The Minority in Parliament has described as “unconstitutional” continuous swearing in of the Speaker of Parliament as the acting President whenever the President and the Vice President are out of the country.
[ads1]They have, therefore; served notice they will be heading to the Supreme Court to challenge the constitutionality of the decade’s old practice.
“Yes, I think that we have engaged in constitutional illegality, an unconstitutionality all these while by reading into article 60 (11) of the word Absent which clearly is not part of that provision,” Minority’s spokesperson on Constitutional and Legal and Parliamentary Affairs, Inusah Fuseini told Starr News’ Parliamentary Correspondent Ibrahim Alhassan Friday.
In 2014, Edward Doe Adjaho, then Speaker of Parliament declined to be sworn in to act as President when President John Mahama and his vice Kwesi Bekoe Amissah-Arthur travelled outside the country.
The Supreme Court, however, in a unanimous decision, in 2015 declared the action of the Mr. Doe Adjaho as a violation of article 60 (11)-(12) of the 1992 Constitution when he declined to be sworn in.
The nine-member panel, presided over by Mrs Justice Sophia Akuffo, also averred that the “Speaker of Parliament shall always, before assuming the functions of the Office of President when the President and the Vice-President are unable to perform their functions, take and subscribe to the oath set out in relation to the Office of President.”
The position taken by the Supreme Court, according to Mr. Fuseini, is flawed thus the Minority’s resolve to challenge it.

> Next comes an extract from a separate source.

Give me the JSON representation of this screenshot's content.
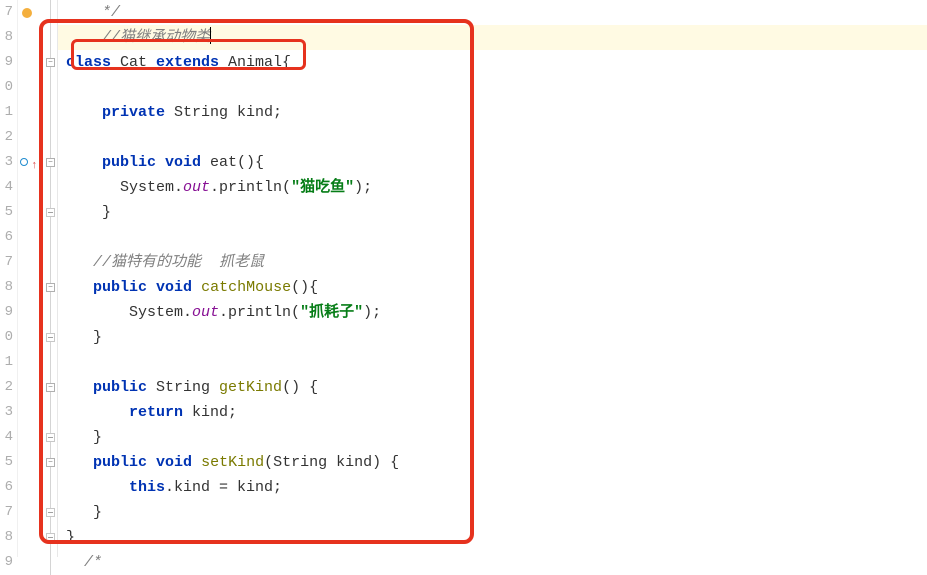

“I think that we must have a definite pronouncement on this matter because it will become an embarrassment,” he told Alhassan explaining that “because now that the Vice President is not available and nobody knows when the Vice President will come and the President will continue to perform the functions of the office of the President, within territory and outside territory you can be sure that we will continuously be called back to this house to swear in the [Speaker].”
“The Minority is prepared to take the matter up for a definite pronouncement because there is no alternative President in this country,” he maintained.
Speaker of Parliament, Mike Ocquaye is expected to be sworn in as acting President tomorrow (Saturday) as President Akufo-Addo leaves for this weekend’s AU Summit in Ethiopia while vice President Mahamadu Bawumia continues his sick leave.